Getting that to change takes an act of God. Just ask voice talent Joe Cipriano, who years ago tried to get ABC Network engineers to even trySource-Connect technology as an ISDN alternative. They all agreed it worked as promised, then went back to their Musicam Codecs. Hmph.


All that being said, when Fraunhofer makes this kind of a statement, it's probably best to start looking ahead.

They sounded serious.

More than likely, advances in smartphone technology are also a reason for this development.

An Extreme Tech article claims there might even be a political/economic reason for Fraunhofer making this move:
"...What actually happened is this: As of April, the last patents on MP3 encoding that Fraunhofer could still validly enforce and collect royalties on expired in the United States. As a result, the institute has terminated its licensing program, because licenses are no longer necessary..."
Regardless, change is constant, and in this case, after 20 years it may well be time for a shift to something even better.
Dave Courvoisier is an Emmy Award-winning broadcaster, writer, producer, voice actor, and the main weeknight news anchor on KLAS-TV, Channel 8, the Las Vegas CBS affiliate. He also writes Voice-Acting in Vegas, a daily blog of voice over adventures, observations and technology, and is author and publisher of the book, More Than Just A Voice: The Real Secret To VoiceOver Success. And (when does he sleep?) he is also current president of the World-Voices Organization, the non-profit association of voice actors.

More Than Just A Voice:


Your Daily Resource For Voice-Over Success
Tell Us What YOU Think!
Please Note: Since we check for spam, there will be a slight delay in the actual posting of your comment.
Your Name:
Your Email Address (will not be published):
Your Comment:
Your Comment:
Security code:     
Comments (5)
Howard Ellison
12/30/2017 at 9:52 AM
All well and good - if the next big thing serves music.
Why iffy? Here in UK we have Digital Audio Broadcasting, which is touted to replace FM.
It never sounds quite so good as FM, even when on maximum bitrate. But expensive bandwidth and pressure for extra channels have pushed DAB bitrates down and down, so it sounds worse still. What's more, it's based on the out of date MP2 codec.
So, yes, time for progress - with music as priority, please.
Scott Burns
6/11/2017 at 12:59 PM
Great article indeed! Thank you, Dave.

I remember reading a story of how all our technology eventually becomes obsolete...CD's and certainly video cameras. I applaud those seeking to continually evolve and wonder if we'll ever all live to see the day where ISDN relegated to the history books!

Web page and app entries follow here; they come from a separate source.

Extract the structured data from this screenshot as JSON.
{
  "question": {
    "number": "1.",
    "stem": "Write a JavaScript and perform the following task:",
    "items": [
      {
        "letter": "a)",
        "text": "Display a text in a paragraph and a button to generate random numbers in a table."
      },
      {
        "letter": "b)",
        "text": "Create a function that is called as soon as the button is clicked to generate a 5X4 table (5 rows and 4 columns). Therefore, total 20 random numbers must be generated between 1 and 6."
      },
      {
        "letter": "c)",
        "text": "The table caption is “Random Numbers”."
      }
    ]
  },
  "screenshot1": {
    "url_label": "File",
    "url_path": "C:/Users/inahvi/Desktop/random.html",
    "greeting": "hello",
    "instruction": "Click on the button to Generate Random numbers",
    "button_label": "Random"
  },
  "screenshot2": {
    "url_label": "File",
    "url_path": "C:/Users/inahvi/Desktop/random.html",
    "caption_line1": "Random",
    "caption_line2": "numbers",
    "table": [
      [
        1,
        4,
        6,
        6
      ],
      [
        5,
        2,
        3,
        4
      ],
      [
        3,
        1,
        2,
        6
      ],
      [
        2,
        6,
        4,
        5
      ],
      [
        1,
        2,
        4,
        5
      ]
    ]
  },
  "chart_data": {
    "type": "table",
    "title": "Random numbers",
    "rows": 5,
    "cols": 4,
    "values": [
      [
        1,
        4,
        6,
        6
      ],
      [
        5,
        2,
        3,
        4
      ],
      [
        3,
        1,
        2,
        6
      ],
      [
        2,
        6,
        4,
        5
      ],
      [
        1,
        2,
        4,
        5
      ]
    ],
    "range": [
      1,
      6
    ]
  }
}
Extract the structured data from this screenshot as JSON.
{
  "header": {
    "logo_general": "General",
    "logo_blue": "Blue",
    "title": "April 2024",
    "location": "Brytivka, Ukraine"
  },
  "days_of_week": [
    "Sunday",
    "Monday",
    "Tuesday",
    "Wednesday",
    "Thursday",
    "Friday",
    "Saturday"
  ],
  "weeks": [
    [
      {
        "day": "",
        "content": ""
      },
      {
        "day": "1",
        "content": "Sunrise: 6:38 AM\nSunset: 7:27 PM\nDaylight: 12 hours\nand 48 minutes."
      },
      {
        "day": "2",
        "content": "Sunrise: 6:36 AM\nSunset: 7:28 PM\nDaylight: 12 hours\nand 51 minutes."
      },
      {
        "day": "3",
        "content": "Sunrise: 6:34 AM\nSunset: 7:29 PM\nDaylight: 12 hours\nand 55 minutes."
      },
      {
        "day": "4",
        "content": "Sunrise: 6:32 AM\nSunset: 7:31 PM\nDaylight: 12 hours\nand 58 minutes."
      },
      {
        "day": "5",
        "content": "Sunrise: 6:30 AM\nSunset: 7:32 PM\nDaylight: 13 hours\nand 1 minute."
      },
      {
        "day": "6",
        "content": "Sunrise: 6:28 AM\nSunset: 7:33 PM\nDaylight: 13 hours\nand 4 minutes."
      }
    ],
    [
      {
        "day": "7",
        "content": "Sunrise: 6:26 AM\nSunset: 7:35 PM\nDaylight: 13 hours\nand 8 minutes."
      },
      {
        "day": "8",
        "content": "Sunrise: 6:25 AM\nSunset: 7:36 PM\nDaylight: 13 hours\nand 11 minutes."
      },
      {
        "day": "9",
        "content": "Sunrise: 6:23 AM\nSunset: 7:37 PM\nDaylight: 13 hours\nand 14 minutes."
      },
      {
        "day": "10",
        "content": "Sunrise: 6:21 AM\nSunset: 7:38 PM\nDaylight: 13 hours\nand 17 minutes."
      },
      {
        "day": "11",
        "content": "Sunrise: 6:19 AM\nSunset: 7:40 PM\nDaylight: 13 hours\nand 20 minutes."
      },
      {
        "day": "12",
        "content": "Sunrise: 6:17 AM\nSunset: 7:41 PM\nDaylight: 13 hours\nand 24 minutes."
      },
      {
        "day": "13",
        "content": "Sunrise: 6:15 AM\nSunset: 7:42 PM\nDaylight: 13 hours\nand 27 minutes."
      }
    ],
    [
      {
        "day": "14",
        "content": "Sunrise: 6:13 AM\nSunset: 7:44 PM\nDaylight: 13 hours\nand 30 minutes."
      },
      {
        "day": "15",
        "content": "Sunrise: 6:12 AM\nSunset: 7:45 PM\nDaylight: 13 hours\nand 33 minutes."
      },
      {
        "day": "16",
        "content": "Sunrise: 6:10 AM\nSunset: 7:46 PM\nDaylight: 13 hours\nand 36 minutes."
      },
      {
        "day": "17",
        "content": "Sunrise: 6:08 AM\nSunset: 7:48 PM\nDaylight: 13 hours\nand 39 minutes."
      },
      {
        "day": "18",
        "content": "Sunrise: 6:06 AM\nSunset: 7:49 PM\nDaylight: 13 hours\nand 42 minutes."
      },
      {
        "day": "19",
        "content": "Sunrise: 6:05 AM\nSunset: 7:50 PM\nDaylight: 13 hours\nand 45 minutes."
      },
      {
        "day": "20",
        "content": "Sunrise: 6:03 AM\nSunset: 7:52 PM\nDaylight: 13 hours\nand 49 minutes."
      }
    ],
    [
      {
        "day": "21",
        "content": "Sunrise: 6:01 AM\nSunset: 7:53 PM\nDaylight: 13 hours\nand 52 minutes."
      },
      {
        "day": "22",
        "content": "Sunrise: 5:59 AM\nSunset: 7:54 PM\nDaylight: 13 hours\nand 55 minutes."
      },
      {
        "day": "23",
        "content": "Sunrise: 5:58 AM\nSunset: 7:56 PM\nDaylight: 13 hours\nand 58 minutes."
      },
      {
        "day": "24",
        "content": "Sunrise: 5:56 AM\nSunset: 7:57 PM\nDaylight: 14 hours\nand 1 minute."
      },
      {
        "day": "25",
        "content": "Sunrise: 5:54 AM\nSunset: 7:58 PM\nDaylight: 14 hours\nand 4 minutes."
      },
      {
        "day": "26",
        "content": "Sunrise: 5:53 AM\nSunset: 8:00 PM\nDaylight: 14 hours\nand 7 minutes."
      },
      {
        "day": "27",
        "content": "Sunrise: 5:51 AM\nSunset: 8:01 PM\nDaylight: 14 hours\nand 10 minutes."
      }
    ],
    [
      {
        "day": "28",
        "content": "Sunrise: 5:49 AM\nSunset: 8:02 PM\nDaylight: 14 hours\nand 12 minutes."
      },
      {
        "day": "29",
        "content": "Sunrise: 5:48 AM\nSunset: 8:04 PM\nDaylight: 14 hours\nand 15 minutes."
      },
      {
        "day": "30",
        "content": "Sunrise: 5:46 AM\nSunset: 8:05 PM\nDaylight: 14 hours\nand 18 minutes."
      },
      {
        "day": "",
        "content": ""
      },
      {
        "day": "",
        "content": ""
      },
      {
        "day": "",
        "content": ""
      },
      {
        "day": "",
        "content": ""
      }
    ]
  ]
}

Mark Driscoll
6/2/2017 at 12:49 AM
Great article Dave, thanks!
Julio Perez
6/1/2017 at 1:04 PM
Based on the article above--in particular, the reference to the ExtremeTech piece--it could also mean that, because Fraunhofer has lost its right to patenting the MP3 standard, it might be considered down the road as an open source protocol. Should this occur, royalties will not have to be paid to Fraunhofer or to any third party in order to develop software that exports .MP3 files. True, newer and richer audio formats exist and may be preferable in certain cases, but it doesn't imply the MP3 standard will immediately die.
Bill Nevitt
6/1/2017 at 10:04 AM
Thanks, Dave, for this information. Appears there is no change that is imminent, but, we all need to stay current or be left behind. "When you're through changing, you're through!"
Back to Articles
Get your bi-weekly dose here ... all things VO!
With Sean Daeley and Paul Stefano - check it out!
On Michael Langsner's Voice-Over Roadmap Podcast
Inspiring interviews help your VO career